by Krish Peru on behalf of the southern India hotspot team
Last week, we heard that Dr. Paul Baskar, the founder and coordinator of our NGO partner, PEACE Trust in Dindigul, Tamil Nadu, had passed away after battling ill health. I was privileged to build a closer connection with Dr Baskar, starting at a distance at mass events like the People’s Summit on Social Development in 1994, then working with him on monitoring child labour in textiles for international initiatives in the late 90s – and finally being part of Freedom Fund’s team in Tamil Nadu, accompanying the vital work of the PEACE Trust.
He was always passionate about strategic, innovative interventions on three themes: Child labour; the perils of development-induced environmental damage; and the struggles of migrant workers. Dr. Baskar did not blindly oppose development or antagonize officials but sought the rational use of precious environmental commons. He wanted to see ecologically-sensitive projects set up without exploitation. He stood firmly for remedial actions if people or the environment were violated. For example, he risked arrest while protesting against the pollution created by the tanneries in Dindigul. He demanded that the Government conduct soil testing and provide compensation for the affected communities. He also brought attention to the impact of shrimp farming on the fragile coastal belt.
In all his efforts, he was known for being friendly, courteous, and calm, but still being firm and clear on his perspectives. Although he had built up four decades of scholarship and experience connecting local and global issues, he always listened closely and valued dissenting voices. He wanted to learn from everyone, regardless of their status.
He was a teacher, researcher and campaigner – writing articles on landmark legal cases, while also being a staunch supporter of smaller social action groups. Since 2015, Dr. Baskar’s model of people-centred engagement with government has been a central pillar of the Freedom Fund’s South India hotspot program, and it has once again been vital during the crisis for low income and migrant families affected by the COVID-19 lockdown. Dr. Baskar convened the Tamil Nadu Alliance, a network of over 100 CSOs working for fair and safe work in textiles. He also contributed significantly to the national India Working Group on Trafficking.

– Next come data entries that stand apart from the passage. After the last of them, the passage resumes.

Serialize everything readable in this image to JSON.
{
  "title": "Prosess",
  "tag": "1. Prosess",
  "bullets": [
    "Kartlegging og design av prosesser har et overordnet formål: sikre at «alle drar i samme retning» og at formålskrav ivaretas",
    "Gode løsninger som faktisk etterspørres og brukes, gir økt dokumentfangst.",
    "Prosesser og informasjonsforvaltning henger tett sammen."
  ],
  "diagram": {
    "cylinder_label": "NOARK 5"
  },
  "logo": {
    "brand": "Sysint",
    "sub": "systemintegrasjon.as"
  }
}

Dr. Baskar’s sudden demise has surely created a large gap in all these efforts, but as he was always reiterating “human beings may cease to exist but not humanity”. We will work together to cherish his wish and to translate his dreams into a reality.